■ Activity ■
Please return every line below that contains the string "beziehen".

■ Component data from apps and pages ■
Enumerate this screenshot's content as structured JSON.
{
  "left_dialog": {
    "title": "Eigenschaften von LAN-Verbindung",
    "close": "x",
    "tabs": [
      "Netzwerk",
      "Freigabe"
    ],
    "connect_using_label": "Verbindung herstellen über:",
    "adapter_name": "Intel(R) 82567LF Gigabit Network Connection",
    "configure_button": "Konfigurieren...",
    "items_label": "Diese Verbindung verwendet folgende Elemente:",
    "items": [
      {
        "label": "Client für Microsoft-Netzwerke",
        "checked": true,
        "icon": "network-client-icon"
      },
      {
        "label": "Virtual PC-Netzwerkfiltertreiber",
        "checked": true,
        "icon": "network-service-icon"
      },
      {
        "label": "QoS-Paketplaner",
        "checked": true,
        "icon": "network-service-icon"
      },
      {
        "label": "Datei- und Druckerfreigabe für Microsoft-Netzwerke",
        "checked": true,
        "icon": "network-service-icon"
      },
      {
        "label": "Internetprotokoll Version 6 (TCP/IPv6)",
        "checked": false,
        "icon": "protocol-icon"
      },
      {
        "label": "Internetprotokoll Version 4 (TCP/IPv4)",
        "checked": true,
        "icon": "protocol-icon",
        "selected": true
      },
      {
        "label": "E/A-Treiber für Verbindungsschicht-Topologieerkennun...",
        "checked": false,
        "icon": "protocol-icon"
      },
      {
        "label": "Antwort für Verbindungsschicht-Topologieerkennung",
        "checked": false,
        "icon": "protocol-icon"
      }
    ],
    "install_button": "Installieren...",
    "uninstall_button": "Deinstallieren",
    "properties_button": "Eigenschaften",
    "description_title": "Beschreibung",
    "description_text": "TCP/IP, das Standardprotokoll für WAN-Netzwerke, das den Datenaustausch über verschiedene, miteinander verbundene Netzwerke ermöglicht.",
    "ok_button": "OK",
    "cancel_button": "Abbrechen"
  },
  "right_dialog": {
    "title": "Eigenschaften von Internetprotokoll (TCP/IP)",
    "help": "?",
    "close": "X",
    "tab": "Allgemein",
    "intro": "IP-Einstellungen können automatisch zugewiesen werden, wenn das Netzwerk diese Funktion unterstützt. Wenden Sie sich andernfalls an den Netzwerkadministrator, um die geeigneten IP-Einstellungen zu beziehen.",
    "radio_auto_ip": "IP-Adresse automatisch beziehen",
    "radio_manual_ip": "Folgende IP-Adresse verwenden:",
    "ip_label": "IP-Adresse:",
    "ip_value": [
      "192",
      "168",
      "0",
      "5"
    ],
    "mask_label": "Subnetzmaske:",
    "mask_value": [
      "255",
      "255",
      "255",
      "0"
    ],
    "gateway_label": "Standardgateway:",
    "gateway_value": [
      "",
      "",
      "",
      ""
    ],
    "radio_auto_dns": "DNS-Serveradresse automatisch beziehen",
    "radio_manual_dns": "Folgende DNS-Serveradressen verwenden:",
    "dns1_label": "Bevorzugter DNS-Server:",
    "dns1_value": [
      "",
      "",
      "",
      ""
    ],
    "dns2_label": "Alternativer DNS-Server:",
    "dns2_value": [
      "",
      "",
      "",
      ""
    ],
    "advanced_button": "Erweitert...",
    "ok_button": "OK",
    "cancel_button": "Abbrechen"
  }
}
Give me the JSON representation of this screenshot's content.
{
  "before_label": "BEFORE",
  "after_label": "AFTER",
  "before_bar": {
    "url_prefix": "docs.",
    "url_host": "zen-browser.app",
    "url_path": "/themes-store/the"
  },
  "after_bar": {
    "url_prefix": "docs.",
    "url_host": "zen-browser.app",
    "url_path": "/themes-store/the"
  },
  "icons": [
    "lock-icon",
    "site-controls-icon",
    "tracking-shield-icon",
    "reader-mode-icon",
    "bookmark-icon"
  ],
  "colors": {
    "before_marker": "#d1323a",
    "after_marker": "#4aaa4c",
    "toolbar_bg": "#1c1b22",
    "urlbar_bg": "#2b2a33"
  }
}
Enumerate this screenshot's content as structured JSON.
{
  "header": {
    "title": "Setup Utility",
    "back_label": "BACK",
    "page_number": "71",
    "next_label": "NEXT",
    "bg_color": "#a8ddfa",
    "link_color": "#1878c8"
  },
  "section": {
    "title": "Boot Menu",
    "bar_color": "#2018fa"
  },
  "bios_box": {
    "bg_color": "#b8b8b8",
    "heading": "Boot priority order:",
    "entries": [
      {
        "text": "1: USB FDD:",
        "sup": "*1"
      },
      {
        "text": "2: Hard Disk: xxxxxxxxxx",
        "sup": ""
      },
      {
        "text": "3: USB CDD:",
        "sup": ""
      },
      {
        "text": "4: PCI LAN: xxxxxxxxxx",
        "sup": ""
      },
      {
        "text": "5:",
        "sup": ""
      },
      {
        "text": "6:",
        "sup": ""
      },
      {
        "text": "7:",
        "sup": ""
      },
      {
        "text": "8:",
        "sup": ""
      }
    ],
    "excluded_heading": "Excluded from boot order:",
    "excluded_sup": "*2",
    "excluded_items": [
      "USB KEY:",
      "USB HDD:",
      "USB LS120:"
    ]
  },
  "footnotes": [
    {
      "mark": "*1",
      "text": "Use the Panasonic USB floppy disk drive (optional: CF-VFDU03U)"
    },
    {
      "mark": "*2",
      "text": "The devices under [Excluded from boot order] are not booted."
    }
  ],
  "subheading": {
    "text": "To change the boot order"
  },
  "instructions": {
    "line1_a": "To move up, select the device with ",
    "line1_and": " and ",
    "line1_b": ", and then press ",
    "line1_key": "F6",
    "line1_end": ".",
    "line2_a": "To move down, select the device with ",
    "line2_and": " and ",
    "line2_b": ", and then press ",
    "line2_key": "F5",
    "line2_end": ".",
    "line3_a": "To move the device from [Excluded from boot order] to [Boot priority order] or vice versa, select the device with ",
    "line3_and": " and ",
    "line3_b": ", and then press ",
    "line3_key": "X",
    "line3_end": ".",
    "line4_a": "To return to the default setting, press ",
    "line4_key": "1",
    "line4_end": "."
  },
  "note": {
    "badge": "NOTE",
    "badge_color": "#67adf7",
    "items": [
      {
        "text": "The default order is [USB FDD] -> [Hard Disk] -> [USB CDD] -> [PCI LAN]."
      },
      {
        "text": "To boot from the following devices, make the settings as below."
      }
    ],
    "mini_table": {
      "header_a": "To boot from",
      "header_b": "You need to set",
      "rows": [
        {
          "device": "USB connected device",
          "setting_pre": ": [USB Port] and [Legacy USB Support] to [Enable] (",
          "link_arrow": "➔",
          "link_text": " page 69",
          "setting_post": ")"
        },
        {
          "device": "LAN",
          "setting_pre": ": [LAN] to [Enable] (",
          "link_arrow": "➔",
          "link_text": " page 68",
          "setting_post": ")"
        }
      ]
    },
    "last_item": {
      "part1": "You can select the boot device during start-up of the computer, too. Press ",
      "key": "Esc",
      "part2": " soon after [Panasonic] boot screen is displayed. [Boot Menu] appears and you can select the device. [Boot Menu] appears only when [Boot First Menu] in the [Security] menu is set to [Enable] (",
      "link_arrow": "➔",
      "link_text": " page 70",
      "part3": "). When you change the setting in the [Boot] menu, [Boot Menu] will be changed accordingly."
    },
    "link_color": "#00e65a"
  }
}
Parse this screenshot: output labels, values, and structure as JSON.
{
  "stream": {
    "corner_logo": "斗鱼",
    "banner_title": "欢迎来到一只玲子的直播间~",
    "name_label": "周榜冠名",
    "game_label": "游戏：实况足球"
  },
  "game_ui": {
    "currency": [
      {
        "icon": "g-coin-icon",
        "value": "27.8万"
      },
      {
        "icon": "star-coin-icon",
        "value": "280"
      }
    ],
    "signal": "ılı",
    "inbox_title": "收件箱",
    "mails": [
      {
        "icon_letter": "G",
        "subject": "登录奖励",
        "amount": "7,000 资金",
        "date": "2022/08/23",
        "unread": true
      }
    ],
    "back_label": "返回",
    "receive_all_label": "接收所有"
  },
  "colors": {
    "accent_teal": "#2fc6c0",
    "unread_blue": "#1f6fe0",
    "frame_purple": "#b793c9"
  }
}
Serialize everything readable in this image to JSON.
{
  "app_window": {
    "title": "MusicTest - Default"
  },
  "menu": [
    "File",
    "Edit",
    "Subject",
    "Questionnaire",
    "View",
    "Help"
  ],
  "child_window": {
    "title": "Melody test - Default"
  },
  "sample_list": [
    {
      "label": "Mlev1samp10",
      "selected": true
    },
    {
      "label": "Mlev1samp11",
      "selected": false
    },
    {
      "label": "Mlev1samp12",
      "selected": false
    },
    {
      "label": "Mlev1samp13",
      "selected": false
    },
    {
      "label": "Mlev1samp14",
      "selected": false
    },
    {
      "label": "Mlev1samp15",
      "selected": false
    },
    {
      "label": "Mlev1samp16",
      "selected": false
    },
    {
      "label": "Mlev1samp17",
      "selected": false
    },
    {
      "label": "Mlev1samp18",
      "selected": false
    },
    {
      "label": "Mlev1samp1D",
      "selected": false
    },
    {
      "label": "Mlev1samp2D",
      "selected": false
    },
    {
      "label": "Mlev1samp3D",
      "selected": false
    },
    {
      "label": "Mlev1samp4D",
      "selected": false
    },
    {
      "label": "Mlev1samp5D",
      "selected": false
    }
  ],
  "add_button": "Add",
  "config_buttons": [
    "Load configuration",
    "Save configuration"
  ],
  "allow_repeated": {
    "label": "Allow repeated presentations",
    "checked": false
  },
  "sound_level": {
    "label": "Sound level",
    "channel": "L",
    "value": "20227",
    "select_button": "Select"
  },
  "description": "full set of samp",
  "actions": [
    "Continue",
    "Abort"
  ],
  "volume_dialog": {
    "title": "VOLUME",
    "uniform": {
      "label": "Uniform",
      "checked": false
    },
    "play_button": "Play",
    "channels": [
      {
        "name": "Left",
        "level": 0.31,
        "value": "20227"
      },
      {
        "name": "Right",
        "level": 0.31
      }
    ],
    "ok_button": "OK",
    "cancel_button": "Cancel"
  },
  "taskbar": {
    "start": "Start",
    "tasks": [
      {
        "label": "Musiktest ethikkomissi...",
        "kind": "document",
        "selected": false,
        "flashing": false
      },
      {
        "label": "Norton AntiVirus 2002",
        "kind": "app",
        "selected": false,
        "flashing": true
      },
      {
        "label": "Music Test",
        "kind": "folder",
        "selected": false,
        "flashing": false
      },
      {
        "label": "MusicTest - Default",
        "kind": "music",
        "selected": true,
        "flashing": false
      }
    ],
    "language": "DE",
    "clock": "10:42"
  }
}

■ Response ■
    "intro": "IP-Einstellungen können automatisch zugewiesen werden, wenn das Netzwerk diese Funktion unterstützt. Wenden Sie sich andernfalls an den Netzwerkadministrator, um die geeigneten IP-Einstellungen zu beziehen.",
    "radio_auto_ip": "IP-Adresse automatisch beziehen",
    "radio_auto_dns": "DNS-Serveradresse automatisch beziehen",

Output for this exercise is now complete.